**Aim of the exercise:**
Scan the records below and copy every line that contains the string "value".

**Data under study:**
○ ○ ○ ○ ○
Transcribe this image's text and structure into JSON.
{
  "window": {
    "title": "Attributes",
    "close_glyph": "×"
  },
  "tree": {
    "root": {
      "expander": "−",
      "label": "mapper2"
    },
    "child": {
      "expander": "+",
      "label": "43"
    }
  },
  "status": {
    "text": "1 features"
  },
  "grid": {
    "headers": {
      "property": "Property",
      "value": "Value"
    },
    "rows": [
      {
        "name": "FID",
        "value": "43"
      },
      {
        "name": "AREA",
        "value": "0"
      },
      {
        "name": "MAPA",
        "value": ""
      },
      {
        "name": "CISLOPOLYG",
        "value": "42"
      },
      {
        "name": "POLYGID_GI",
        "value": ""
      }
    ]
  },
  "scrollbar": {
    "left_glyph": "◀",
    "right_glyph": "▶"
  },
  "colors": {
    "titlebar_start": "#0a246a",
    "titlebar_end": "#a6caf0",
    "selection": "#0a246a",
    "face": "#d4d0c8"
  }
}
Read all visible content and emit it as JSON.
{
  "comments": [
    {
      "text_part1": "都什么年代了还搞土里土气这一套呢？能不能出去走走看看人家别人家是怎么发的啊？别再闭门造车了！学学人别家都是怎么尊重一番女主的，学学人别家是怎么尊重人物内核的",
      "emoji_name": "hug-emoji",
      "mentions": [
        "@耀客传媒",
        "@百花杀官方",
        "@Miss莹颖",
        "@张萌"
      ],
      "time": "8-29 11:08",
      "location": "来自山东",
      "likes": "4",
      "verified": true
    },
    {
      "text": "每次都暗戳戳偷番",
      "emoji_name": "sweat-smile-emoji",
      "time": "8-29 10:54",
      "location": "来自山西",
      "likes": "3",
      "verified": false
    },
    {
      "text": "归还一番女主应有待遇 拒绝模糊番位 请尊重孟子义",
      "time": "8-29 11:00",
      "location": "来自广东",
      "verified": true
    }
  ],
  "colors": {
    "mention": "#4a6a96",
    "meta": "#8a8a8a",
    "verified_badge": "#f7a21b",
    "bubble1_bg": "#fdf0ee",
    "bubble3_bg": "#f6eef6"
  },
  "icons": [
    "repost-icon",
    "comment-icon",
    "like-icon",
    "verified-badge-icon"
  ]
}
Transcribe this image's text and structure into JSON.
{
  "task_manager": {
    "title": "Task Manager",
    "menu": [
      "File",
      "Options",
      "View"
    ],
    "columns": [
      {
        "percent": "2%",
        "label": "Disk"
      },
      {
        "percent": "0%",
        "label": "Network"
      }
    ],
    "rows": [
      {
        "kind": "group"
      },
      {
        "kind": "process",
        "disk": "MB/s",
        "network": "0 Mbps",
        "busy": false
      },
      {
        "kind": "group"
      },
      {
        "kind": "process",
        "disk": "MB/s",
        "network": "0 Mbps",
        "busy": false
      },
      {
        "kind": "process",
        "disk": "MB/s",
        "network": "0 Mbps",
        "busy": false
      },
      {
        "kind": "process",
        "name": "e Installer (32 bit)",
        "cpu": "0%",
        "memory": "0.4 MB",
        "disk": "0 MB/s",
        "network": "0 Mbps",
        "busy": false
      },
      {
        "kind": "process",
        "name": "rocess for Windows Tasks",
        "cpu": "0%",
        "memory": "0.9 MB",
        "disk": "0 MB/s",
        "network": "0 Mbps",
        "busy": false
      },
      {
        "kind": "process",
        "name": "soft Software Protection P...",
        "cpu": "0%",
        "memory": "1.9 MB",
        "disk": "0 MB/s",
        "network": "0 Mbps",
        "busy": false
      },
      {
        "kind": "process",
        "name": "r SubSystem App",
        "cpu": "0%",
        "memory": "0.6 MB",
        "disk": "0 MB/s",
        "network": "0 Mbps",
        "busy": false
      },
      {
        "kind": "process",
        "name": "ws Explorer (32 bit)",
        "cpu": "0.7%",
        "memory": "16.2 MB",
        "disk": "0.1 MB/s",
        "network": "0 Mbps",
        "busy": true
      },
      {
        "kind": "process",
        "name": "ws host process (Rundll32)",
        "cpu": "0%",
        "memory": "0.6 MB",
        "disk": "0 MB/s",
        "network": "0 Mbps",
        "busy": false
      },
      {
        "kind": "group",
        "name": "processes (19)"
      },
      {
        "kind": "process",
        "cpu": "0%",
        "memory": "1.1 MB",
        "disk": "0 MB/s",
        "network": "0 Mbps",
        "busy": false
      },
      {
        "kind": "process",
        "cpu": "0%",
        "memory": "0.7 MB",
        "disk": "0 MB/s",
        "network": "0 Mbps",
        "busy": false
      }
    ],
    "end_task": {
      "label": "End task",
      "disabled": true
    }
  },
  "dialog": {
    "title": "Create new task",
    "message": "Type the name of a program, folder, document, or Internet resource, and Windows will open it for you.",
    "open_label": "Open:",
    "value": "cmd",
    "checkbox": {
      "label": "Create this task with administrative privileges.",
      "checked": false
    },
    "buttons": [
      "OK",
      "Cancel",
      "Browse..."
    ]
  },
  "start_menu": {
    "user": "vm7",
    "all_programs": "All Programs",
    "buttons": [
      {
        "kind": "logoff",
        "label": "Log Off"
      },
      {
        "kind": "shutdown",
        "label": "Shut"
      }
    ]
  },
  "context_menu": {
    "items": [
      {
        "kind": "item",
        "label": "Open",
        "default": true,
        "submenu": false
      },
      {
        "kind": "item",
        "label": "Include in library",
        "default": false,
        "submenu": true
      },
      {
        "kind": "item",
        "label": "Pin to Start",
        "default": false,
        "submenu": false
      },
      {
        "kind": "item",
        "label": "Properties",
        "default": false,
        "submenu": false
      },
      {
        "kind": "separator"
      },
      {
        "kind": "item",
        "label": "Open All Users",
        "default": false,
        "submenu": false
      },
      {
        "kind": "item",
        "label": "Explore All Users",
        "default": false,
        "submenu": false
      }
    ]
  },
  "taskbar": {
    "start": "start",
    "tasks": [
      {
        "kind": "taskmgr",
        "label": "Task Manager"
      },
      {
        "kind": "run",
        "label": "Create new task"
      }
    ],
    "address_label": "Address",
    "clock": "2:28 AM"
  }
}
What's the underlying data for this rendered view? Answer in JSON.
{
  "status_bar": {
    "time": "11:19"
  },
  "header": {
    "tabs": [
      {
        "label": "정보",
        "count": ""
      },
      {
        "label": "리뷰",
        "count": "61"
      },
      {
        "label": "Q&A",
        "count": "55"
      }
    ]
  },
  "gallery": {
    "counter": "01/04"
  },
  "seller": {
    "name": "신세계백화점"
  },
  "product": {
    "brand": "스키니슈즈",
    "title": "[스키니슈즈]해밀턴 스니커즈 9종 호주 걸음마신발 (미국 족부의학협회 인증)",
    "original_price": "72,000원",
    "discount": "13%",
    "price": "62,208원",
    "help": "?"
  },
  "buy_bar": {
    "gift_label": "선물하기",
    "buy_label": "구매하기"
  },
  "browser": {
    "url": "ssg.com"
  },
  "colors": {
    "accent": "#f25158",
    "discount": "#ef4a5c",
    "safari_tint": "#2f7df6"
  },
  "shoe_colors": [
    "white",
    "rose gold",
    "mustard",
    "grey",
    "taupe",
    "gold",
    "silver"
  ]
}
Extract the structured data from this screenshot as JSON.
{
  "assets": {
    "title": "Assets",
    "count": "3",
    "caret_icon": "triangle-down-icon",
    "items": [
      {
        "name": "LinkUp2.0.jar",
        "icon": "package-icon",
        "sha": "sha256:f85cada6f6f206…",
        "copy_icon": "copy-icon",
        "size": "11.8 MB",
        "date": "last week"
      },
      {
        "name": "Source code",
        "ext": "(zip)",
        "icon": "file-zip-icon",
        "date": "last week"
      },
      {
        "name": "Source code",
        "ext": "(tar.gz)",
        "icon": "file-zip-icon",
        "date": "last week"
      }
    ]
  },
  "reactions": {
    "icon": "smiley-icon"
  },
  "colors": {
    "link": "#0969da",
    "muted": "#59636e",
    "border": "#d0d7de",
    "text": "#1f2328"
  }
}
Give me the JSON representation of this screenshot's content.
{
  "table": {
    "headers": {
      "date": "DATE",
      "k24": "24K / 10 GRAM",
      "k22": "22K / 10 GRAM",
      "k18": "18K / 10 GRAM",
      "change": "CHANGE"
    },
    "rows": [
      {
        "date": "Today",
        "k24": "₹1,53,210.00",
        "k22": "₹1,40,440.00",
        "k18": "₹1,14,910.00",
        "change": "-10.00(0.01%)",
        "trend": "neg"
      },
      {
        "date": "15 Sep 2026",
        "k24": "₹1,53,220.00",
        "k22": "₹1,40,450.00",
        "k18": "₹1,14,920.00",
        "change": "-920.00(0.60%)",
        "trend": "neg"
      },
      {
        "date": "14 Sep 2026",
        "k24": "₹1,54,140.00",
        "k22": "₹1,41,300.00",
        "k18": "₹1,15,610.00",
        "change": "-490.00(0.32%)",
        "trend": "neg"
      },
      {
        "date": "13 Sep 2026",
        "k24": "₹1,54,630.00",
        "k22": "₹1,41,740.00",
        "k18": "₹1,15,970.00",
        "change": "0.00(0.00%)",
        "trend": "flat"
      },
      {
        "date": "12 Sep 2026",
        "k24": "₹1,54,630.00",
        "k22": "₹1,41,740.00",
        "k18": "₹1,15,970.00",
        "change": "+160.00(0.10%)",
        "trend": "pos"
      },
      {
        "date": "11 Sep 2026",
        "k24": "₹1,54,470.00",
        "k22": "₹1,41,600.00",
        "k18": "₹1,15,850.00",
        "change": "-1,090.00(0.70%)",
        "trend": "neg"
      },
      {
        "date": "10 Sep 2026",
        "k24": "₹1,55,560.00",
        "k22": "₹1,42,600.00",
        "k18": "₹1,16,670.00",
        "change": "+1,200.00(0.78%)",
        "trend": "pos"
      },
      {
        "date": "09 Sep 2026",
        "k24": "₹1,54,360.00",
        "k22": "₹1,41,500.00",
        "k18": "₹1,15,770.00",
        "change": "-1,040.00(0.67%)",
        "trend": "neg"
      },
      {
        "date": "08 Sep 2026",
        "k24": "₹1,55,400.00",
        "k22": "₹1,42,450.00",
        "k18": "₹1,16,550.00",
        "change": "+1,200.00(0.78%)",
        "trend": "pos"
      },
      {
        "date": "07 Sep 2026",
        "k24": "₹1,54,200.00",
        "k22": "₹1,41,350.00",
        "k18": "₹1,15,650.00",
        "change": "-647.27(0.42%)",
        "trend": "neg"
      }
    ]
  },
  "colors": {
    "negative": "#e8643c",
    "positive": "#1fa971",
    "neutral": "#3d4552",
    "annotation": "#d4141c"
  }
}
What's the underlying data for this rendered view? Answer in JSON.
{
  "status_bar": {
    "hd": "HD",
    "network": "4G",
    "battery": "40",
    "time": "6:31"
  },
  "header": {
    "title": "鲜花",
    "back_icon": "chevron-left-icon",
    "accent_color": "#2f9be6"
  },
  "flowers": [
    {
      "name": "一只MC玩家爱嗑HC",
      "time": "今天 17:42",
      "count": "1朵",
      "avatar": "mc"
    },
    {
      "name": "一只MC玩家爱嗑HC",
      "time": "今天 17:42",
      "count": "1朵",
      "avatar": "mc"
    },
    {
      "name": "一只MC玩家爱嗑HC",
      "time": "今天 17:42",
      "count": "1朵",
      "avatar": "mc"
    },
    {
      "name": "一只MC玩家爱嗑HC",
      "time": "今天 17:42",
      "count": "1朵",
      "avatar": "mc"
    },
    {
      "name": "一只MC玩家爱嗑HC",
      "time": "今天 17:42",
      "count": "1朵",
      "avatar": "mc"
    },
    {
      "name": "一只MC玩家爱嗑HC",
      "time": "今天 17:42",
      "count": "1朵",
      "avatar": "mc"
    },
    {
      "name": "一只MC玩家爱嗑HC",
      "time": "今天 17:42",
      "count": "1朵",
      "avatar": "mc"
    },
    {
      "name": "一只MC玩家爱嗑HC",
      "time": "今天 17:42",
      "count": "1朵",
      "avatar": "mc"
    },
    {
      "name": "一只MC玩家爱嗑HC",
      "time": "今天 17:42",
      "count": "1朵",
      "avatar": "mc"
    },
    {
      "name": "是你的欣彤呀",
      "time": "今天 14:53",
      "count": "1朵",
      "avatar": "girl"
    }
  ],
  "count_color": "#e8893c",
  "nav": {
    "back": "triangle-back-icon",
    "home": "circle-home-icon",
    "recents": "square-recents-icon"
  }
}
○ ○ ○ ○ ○
**Answer space:**
      "value": "Value"
        "value": "43"
        "value": "0"
        "value": ""
        "value": "42"
        "value": ""
    "value": "cmd",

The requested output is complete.